On Thursday, Oct. 2, Christie and Curt Brungardt spoke to dozens of students about their lives after their daughter was murdered.
Their daughter, Jana Mackey, was a law student at the University of Kansas. She was well-known throughout Kansas for speaking out against domestic violence and volunteering to help its victims.
In early July of 2008, Mackey was murdered by her ex-boyfriend in Lawrence, Kan., in an act of domestic violence.
Her friends and family referred to her as “the most unlikely of domestic violence victims.”
Since 2009, her parents have been traveling the country, speaking to campuses about how to stop domestic violence so no one has to go through what they went through in the form of Jana’s Campaign.
“No, [we did not feel this strongly about domestic violence] but I wish that I would have,” Christie said. “It really was not on my radar screen. I was passionate about a number of social issues, but this one was those other people’s problem.

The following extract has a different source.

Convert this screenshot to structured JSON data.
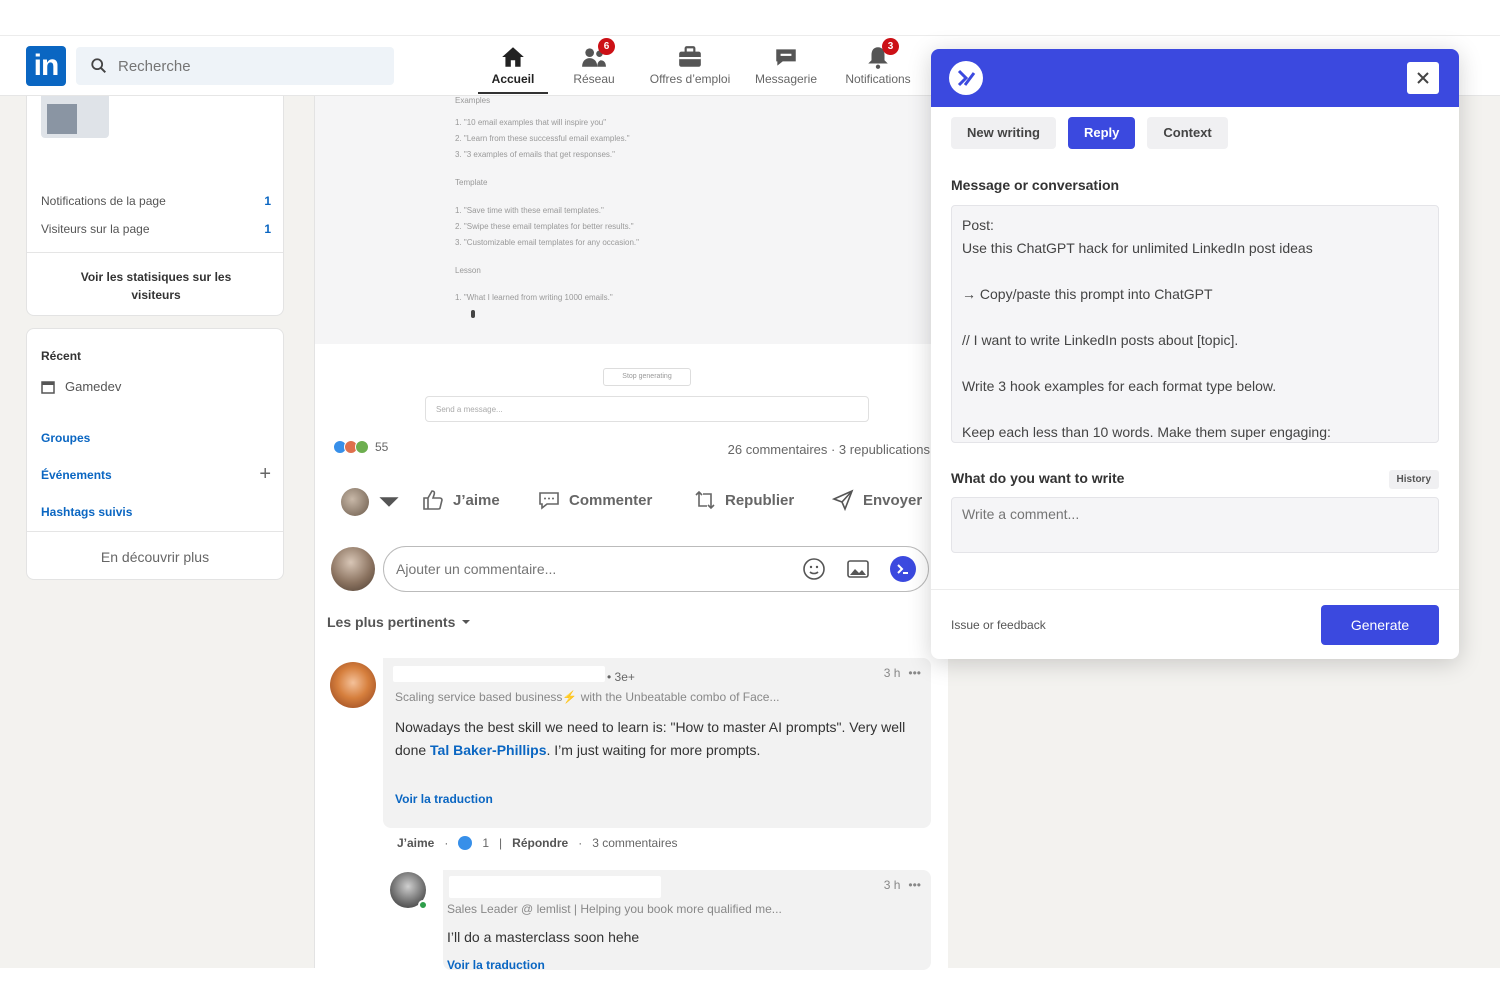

It never meant us, we didn’t think.”
Together, they aspire to raise public awareness and community action.
“We feel like our mission today is to help everyone understand that it means them before their daughter dies,” Christie said. “It shouldn’t have to take your daughter dying to finally figure out that it is everybody’s issue.”

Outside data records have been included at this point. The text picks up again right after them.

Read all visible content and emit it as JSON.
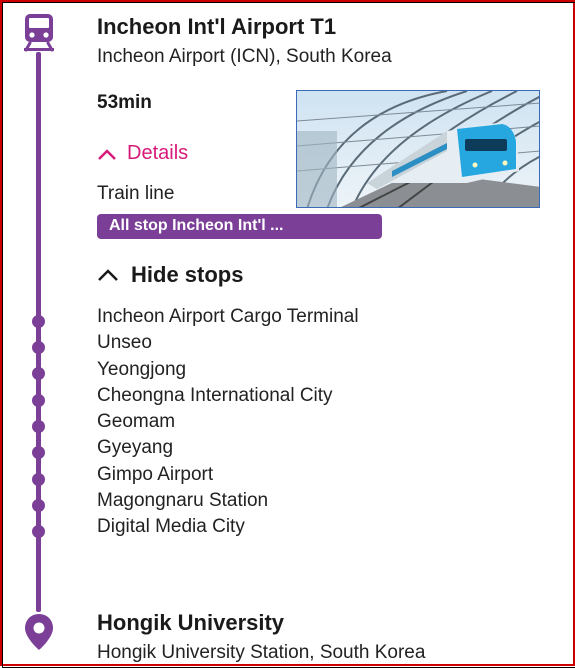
{
  "origin": {
    "title": "Incheon Int'l Airport T1",
    "subtitle": "Incheon Airport (ICN), South Korea"
  },
  "trip": {
    "duration": "53min"
  },
  "details": {
    "toggle_label": "Details",
    "train_line_label": "Train line",
    "line_badge": "All stop Incheon Int'l ..."
  },
  "stops_toggle": {
    "label": "Hide stops"
  },
  "stops": [
    "Incheon Airport Cargo Terminal",
    "Unseo",
    "Yeongjong",
    "Cheongna International City",
    "Geomam",
    "Gyeyang",
    "Gimpo Airport",
    "Magongnaru Station",
    "Digital Media City"
  ],
  "destination": {
    "title": "Hongik University",
    "subtitle": "Hongik University Station, South Korea"
  },
  "colors": {
    "line": "#7b3f98",
    "accent": "#d81b7a"
  },
  "icons": {
    "origin": "train-icon",
    "destination": "location-pin-icon"
  }
}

Curt likes to take on the initiative of engaging men and boys by helping them redefine masculinity. He also tries to help them reach out in cases of themselves being victims.
“Trust in your friends and the people on this campus,” Curt said. “There are people trained to work and help. It’s not necessarily about prosecution or accountability. It’s about getting the help you need. There are people in the community that are professionals at this.”

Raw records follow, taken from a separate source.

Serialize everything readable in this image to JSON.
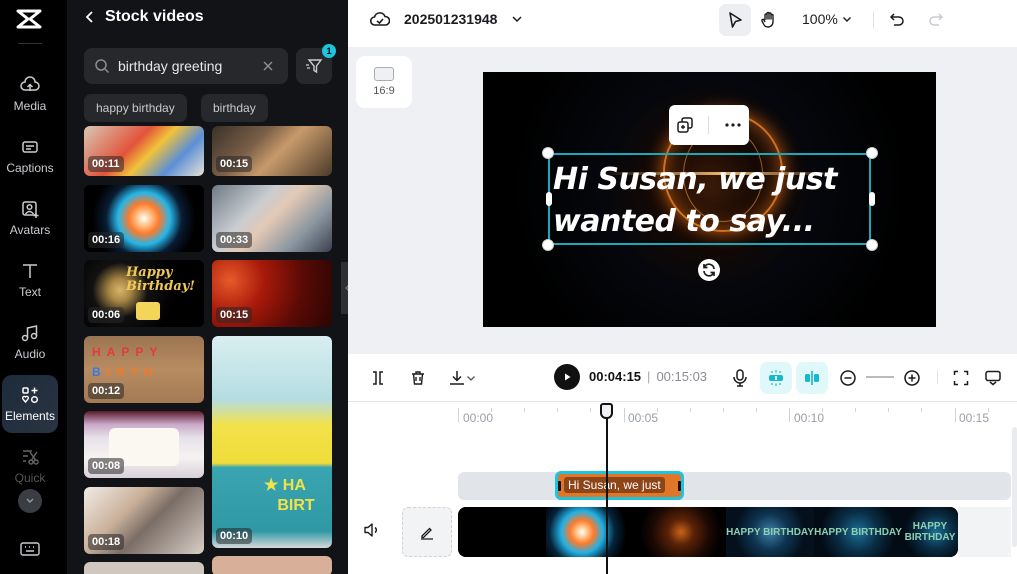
{
  "rail": {
    "items": [
      {
        "label": "Media",
        "icon": "cloud-upload-icon"
      },
      {
        "label": "Captions",
        "icon": "captions-icon"
      },
      {
        "label": "Avatars",
        "icon": "avatar-icon"
      },
      {
        "label": "Text",
        "icon": "text-icon"
      },
      {
        "label": "Audio",
        "icon": "music-icon"
      },
      {
        "label": "Elements",
        "icon": "elements-icon",
        "active": true
      },
      {
        "label": "Quick",
        "icon": "quick-cut-icon"
      }
    ]
  },
  "panel": {
    "title": "Stock videos",
    "search_value": "birthday greeting",
    "filter_count": "1",
    "chips": [
      "happy birthday",
      "birthday"
    ],
    "videos_left": [
      {
        "duration": "00:11",
        "subject": "kids party"
      },
      {
        "duration": "00:16",
        "subject": "firework burst"
      },
      {
        "duration": "00:06",
        "subject": "happy birthday cake"
      },
      {
        "duration": "00:12",
        "subject": "birthday candles"
      },
      {
        "duration": "00:08",
        "subject": "white cake"
      },
      {
        "duration": "00:18",
        "subject": "girl decorating"
      }
    ],
    "videos_right": [
      {
        "duration": "00:15",
        "subject": "party hats"
      },
      {
        "duration": "00:33",
        "subject": "girl confetti"
      },
      {
        "duration": "00:15",
        "subject": "lanterns"
      },
      {
        "duration": "00:10",
        "subject": "birthday cake corgi"
      }
    ]
  },
  "topbar": {
    "project_name": "202501231948",
    "zoom": "100%"
  },
  "canvas": {
    "aspect_ratio": "16:9",
    "caption_line1": "Hi Susan, we just",
    "caption_line2": "wanted to say..."
  },
  "controls": {
    "current_time": "00:04:15",
    "separator": "|",
    "total_time": "00:15:03"
  },
  "timeline": {
    "ticks": [
      "00:00",
      "00:05",
      "00:10",
      "00:15"
    ],
    "text_clip": "Hi Susan, we just",
    "video_frames": [
      "",
      "",
      "",
      "HAPPY BIRTHDAY",
      "HAPPY BIRTHDAY",
      "HAPPY BIRTHDAY"
    ]
  },
  "colors": {
    "accent": "#1ec4dd",
    "text_clip": "#e07628"
  }
}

They are adamant about victims getting help and not refusing to report it.
“Find someone to talk to,” Christie said. “Saying something is the most important thing. There are people on this campus that know what that student should be doing. Who that student should be going to, he or she. Yet, when it is not talked about, then victims think they’re just all alone. So they don’t even know who to go talk to… They have to talk to someone; that is my best advice. This is too traumatic to try to handle by themselves.”